YOUR TASK: Collect each line of the entries that holds the string "pada".
^^^^^^^^
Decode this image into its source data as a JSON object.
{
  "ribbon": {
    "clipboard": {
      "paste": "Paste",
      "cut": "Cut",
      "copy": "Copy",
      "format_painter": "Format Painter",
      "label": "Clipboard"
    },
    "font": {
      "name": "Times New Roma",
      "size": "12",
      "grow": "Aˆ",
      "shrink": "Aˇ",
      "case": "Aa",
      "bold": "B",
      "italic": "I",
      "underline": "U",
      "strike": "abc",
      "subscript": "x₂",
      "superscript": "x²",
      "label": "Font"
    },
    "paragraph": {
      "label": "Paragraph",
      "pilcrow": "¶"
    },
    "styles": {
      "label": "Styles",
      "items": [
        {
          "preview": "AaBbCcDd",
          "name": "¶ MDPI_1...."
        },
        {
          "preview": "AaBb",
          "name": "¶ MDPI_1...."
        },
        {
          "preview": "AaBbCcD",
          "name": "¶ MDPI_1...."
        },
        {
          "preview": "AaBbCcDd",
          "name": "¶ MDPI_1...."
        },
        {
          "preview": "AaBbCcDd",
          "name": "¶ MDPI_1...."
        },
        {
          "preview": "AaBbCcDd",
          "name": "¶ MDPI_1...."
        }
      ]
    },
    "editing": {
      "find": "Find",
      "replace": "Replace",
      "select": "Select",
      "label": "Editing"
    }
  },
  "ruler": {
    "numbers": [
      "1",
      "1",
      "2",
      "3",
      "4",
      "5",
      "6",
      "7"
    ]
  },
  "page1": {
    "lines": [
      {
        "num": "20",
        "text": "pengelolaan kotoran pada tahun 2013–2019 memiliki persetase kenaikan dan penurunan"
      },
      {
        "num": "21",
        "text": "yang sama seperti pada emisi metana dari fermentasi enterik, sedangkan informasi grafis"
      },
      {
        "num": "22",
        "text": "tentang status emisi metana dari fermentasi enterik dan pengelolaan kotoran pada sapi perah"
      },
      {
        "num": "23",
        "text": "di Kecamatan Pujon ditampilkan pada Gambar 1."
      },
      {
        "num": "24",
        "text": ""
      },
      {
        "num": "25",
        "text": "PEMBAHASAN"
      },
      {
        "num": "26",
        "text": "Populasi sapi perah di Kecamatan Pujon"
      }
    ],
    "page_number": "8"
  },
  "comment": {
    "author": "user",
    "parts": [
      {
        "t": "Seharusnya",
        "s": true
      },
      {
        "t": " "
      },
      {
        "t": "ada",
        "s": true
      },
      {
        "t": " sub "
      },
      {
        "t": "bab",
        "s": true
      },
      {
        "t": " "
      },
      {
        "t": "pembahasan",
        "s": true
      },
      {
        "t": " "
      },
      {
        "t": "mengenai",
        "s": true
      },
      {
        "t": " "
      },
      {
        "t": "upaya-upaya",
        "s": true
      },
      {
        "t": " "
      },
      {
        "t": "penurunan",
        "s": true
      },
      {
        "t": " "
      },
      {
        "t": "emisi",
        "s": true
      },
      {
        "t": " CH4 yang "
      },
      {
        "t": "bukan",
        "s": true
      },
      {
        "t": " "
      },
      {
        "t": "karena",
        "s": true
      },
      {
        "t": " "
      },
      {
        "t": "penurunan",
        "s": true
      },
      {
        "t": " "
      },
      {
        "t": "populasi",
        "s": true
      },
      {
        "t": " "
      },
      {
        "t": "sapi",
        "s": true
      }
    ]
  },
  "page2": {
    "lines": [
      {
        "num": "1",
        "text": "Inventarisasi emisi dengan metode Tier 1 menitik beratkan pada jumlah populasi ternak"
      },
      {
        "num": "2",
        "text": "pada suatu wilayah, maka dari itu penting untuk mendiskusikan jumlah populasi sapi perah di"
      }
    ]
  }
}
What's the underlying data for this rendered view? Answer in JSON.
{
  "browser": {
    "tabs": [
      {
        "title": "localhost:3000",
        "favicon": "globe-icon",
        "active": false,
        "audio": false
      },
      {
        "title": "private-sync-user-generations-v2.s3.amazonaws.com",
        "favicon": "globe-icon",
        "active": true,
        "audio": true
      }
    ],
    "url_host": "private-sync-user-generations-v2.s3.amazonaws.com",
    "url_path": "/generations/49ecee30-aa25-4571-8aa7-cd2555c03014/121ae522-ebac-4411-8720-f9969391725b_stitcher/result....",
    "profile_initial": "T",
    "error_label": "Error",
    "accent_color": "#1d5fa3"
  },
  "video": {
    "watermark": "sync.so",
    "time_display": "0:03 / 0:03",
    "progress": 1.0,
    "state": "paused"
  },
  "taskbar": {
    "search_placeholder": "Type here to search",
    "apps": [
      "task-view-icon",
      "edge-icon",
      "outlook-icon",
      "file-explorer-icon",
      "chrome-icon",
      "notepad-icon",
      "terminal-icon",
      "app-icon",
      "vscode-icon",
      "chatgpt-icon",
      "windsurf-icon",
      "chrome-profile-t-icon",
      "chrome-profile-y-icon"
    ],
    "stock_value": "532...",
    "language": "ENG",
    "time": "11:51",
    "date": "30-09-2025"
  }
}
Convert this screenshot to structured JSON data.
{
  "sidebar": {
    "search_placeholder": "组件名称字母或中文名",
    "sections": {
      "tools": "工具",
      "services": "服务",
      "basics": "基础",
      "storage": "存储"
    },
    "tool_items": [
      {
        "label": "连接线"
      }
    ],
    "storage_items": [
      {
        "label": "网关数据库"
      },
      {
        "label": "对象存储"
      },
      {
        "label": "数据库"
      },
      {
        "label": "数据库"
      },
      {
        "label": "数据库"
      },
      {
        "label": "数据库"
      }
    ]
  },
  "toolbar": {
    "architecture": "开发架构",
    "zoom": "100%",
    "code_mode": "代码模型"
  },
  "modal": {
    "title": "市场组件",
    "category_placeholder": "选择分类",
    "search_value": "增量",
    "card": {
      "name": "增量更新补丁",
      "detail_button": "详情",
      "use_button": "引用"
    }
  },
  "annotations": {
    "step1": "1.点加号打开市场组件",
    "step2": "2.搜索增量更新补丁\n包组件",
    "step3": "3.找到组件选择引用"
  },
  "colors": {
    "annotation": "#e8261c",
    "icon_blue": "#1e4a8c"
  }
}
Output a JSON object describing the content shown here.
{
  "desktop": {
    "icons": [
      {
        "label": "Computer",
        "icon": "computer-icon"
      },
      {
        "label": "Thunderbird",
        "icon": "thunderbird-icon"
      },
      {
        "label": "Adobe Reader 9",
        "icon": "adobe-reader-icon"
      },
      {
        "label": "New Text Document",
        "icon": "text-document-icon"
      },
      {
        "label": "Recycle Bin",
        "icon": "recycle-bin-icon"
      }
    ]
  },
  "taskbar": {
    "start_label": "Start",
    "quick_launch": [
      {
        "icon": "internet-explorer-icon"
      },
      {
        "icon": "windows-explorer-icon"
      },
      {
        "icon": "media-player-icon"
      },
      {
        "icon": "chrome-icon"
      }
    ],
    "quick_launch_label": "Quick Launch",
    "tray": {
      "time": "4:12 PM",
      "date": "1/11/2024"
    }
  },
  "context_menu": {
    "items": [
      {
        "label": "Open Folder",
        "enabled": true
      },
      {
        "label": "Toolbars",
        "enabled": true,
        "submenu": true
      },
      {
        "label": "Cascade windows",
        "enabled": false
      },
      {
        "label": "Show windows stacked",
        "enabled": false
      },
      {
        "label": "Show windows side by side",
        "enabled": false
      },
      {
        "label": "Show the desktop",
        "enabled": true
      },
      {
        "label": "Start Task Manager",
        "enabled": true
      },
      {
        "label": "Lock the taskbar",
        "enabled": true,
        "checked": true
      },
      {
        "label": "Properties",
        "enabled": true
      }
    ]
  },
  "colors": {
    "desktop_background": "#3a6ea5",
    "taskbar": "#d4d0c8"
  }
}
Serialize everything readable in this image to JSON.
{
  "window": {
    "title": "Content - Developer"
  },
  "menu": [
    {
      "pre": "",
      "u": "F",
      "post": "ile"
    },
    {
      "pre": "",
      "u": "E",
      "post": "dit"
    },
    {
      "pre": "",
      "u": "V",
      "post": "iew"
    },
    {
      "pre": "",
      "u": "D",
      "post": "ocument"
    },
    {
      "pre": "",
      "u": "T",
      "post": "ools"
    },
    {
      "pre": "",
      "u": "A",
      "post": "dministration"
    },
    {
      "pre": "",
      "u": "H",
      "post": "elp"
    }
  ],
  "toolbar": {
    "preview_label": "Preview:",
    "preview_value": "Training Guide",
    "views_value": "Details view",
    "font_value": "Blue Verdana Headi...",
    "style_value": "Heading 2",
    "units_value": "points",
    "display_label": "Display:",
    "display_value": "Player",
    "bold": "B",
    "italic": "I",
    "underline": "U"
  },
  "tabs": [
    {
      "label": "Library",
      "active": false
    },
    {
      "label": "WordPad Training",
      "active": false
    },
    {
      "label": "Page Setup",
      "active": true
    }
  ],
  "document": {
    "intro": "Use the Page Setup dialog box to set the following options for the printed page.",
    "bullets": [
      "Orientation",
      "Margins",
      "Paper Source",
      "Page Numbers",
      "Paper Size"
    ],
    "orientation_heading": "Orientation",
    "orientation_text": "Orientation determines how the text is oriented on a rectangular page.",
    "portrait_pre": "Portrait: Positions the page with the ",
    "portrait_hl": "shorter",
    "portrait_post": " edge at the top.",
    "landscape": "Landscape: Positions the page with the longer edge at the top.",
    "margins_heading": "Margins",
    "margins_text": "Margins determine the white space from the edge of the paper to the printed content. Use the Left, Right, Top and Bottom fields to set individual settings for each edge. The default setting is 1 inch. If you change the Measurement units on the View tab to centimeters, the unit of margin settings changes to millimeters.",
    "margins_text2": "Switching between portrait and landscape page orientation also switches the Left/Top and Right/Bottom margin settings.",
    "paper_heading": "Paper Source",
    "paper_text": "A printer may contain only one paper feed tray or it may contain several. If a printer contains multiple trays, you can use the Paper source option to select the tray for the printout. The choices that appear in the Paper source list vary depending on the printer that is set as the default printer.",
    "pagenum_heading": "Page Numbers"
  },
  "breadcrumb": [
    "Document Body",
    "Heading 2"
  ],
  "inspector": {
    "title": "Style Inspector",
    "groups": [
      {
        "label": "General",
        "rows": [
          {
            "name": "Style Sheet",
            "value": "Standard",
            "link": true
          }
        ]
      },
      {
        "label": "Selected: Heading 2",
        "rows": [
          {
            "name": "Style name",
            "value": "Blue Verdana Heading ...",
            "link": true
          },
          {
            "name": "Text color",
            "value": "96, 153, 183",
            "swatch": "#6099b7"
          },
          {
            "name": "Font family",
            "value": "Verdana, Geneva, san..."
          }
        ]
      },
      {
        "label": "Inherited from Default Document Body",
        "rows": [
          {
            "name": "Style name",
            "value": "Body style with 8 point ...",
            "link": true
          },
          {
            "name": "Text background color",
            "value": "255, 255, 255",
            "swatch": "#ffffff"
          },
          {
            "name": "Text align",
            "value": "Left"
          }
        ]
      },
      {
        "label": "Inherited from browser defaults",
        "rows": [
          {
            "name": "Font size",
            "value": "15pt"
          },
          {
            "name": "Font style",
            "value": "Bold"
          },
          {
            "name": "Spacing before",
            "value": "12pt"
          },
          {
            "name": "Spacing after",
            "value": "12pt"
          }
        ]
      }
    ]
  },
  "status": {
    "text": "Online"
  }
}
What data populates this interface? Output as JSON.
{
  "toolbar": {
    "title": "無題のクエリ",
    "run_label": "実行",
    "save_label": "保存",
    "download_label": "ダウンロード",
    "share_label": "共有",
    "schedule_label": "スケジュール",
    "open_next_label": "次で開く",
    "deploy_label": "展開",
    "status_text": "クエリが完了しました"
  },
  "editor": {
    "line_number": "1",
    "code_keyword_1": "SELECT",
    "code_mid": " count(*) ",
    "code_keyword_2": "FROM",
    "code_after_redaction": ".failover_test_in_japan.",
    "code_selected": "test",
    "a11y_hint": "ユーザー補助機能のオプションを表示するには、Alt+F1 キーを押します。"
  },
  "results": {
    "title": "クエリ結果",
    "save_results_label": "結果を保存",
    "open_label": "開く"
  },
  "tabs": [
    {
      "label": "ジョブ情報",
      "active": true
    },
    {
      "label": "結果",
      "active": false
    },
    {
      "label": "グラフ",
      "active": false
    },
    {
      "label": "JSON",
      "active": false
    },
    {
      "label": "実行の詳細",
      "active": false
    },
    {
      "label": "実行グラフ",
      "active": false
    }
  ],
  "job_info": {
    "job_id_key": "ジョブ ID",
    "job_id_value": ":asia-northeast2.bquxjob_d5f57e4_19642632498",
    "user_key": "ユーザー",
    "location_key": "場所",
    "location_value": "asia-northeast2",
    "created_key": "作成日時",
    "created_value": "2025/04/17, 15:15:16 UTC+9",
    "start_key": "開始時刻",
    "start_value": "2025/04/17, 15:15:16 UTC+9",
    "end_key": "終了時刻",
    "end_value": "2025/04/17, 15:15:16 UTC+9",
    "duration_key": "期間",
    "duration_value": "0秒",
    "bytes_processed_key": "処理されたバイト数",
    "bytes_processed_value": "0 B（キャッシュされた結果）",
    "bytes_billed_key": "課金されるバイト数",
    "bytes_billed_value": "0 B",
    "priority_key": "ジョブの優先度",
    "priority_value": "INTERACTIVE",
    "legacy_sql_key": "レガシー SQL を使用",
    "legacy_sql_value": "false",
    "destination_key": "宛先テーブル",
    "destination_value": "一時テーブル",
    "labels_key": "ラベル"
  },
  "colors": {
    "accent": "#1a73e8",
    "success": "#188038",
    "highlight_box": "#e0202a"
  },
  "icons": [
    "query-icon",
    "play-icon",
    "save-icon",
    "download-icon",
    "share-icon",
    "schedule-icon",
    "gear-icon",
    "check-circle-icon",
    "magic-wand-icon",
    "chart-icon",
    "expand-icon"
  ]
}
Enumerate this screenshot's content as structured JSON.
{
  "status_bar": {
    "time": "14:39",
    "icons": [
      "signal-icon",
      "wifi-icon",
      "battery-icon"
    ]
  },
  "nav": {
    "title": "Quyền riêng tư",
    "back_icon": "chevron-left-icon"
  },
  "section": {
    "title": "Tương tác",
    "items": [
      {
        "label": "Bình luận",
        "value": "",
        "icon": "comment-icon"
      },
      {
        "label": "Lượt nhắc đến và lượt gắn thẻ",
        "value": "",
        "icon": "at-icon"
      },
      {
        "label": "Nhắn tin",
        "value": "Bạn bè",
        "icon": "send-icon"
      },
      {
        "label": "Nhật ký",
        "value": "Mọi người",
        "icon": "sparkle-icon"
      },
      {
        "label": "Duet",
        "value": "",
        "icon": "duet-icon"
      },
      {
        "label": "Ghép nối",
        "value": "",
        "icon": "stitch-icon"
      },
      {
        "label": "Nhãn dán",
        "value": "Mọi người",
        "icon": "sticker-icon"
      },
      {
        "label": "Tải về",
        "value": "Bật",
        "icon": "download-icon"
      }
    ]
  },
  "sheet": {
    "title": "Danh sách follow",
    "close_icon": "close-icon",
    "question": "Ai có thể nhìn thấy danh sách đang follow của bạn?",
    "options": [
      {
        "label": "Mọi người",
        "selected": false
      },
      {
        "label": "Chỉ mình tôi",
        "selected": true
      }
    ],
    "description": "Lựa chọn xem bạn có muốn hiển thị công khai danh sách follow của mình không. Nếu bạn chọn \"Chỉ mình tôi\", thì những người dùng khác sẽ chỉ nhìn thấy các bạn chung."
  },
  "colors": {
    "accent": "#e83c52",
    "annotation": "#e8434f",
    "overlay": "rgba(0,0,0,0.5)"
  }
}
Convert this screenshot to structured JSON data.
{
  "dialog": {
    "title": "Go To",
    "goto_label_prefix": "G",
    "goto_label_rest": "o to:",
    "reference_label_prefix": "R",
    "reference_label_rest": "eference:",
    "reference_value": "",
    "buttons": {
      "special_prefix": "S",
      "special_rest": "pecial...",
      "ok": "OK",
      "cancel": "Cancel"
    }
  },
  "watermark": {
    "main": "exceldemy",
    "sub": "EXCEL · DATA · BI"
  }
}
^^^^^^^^
SOLUTION TO THIS TASK:
        "text": "pengelolaan kotoran pada tahun 2013–2019 memiliki persetase kenaikan dan penurunan"
        "text": "yang sama seperti pada emisi metana dari fermentasi enterik, sedangkan informasi grafis"
        "text": "tentang status emisi metana dari fermentasi enterik dan pengelolaan kotoran pada sapi perah"
        "text": "di Kecamatan Pujon ditampilkan pada Gambar 1."
        "text": "Inventarisasi emisi dengan metode Tier 1 menitik beratkan pada jumlah populasi ternak"
        "text": "pada suatu wilayah, maka dari itu penting untuk mendiskusikan jumlah populasi sapi perah di"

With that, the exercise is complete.